DIRECTIONS: Lines from the one containing "Enumerate this screenshot's" through the final line of the entries below: reproduce them exactly, all of them and only them.

[Stored dataset items]
-.-.-
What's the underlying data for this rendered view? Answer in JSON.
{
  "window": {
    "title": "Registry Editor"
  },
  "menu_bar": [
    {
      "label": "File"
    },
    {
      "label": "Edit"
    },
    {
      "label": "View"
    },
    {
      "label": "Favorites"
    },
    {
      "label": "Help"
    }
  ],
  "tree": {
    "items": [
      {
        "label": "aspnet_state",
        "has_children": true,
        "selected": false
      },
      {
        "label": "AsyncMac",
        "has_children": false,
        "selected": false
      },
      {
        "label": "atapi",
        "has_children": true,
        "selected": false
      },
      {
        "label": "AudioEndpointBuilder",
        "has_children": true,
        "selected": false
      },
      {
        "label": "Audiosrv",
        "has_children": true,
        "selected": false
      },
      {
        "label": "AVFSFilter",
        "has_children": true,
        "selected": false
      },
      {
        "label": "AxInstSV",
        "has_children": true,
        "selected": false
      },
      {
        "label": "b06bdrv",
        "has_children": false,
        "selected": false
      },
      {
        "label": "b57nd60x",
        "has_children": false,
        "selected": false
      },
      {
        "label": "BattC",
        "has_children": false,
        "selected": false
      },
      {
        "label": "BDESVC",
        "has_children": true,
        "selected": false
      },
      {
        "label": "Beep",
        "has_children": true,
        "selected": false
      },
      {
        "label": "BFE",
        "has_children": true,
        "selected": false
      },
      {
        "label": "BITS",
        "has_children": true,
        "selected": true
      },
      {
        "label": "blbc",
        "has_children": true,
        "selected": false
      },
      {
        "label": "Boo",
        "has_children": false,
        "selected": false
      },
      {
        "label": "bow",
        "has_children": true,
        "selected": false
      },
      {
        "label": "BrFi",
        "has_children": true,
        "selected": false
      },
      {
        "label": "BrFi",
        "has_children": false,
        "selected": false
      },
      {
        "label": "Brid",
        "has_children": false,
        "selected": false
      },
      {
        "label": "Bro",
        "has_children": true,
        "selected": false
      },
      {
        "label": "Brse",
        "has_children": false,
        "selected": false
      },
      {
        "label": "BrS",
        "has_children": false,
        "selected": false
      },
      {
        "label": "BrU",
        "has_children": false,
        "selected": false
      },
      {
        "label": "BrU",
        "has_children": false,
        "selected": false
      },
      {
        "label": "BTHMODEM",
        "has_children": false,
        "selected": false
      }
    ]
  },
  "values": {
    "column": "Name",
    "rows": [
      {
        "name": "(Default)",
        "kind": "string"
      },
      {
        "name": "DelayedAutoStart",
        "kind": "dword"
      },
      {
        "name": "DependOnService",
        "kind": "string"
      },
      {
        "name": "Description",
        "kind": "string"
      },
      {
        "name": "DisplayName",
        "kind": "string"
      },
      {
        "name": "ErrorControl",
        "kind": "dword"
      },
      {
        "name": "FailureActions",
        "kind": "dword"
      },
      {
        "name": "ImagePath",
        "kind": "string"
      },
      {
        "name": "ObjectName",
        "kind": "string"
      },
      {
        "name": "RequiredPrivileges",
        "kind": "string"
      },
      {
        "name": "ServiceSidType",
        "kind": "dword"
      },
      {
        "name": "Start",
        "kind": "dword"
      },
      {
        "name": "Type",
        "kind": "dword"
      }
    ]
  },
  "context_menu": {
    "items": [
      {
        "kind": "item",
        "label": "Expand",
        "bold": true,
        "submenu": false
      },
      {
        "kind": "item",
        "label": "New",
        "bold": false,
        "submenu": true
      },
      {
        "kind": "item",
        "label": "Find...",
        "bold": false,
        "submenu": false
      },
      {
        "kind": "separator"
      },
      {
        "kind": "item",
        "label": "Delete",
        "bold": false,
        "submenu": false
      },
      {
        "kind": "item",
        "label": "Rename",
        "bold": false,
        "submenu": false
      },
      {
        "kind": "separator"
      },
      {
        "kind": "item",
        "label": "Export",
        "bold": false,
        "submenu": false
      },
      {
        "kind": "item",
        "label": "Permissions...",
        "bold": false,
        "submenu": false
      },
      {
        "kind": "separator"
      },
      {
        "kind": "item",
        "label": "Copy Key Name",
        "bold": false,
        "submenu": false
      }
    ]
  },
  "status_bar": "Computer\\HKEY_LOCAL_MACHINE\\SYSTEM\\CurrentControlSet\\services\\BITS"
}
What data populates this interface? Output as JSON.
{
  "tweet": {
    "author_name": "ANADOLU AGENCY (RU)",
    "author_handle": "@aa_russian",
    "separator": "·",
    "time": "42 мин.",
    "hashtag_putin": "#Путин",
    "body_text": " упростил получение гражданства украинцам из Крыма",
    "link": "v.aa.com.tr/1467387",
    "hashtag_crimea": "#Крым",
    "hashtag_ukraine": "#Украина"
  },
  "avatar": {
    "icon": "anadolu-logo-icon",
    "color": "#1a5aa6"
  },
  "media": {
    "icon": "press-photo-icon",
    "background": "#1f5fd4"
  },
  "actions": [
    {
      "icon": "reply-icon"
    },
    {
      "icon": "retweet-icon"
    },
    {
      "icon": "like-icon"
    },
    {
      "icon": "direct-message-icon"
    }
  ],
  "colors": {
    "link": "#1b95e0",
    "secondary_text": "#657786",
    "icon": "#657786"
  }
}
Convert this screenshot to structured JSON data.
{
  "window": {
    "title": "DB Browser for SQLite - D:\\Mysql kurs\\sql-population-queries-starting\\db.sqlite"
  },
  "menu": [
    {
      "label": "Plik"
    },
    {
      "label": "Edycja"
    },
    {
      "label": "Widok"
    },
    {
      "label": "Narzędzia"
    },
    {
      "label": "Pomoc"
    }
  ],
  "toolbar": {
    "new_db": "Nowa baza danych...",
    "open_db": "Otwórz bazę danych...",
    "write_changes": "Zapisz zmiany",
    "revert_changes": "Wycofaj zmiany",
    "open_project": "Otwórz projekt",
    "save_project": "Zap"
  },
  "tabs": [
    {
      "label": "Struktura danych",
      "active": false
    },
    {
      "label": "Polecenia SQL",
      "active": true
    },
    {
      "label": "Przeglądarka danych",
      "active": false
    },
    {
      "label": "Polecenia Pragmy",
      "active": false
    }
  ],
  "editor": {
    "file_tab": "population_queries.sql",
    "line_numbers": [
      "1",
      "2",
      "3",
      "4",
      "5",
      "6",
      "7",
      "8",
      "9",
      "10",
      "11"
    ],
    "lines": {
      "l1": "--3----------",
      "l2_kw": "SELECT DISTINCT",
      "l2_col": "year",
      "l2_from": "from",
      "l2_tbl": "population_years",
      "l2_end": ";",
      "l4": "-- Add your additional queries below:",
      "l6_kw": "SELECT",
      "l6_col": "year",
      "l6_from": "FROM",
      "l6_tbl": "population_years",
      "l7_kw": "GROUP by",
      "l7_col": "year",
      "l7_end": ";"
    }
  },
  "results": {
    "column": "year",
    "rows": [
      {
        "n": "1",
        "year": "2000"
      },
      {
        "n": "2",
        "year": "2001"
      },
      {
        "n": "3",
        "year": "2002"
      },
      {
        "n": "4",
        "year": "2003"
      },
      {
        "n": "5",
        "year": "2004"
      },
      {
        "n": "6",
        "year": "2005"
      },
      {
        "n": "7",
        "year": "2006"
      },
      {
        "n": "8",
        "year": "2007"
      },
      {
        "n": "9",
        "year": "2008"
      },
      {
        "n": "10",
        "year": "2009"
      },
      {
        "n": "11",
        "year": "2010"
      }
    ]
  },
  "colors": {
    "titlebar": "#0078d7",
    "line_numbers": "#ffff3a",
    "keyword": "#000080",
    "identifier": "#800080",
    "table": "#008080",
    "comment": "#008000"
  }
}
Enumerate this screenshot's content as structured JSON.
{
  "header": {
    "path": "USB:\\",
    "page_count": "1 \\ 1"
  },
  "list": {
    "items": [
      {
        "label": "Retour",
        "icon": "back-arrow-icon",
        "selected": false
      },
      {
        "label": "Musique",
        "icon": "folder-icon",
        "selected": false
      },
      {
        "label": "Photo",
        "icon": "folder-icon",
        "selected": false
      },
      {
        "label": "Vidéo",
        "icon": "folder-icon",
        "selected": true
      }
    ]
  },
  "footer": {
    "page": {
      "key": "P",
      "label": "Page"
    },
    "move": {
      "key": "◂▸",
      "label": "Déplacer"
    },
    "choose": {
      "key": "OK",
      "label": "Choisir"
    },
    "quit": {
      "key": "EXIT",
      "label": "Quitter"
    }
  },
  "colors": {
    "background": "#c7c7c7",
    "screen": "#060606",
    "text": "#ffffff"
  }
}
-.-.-
ANSWER:
Enumerate this screenshot's content as structured JSON.
{
  "header": {
    "path": "USB:\\",
    "page_count": "1 \\ 1"
  },
  "list": {
    "items": [
      {
        "label": "Retour",
        "icon": "back-arrow-icon",
        "selected": false
      },
      {
        "label": "Musique",
        "icon": "folder-icon",
        "selected": false
      },
      {
        "label": "Photo",
        "icon": "folder-icon",
        "selected": false
      },
      {
        "label": "Vidéo",
        "icon": "folder-icon",
        "selected": true
      }
    ]
  },
  "footer": {
    "page": {
      "key": "P",
      "label": "Page"
    },
    "move": {
      "key": "◂▸",
      "label": "Déplacer"
    },
    "choose": {
      "key": "OK",
      "label": "Choisir"
    },
    "quit": {
      "key": "EXIT",
      "label": "Quitter"
    }
  },
  "colors": {
    "background": "#c7c7c7",
    "screen": "#060606",
    "text": "#ffffff"
  }
}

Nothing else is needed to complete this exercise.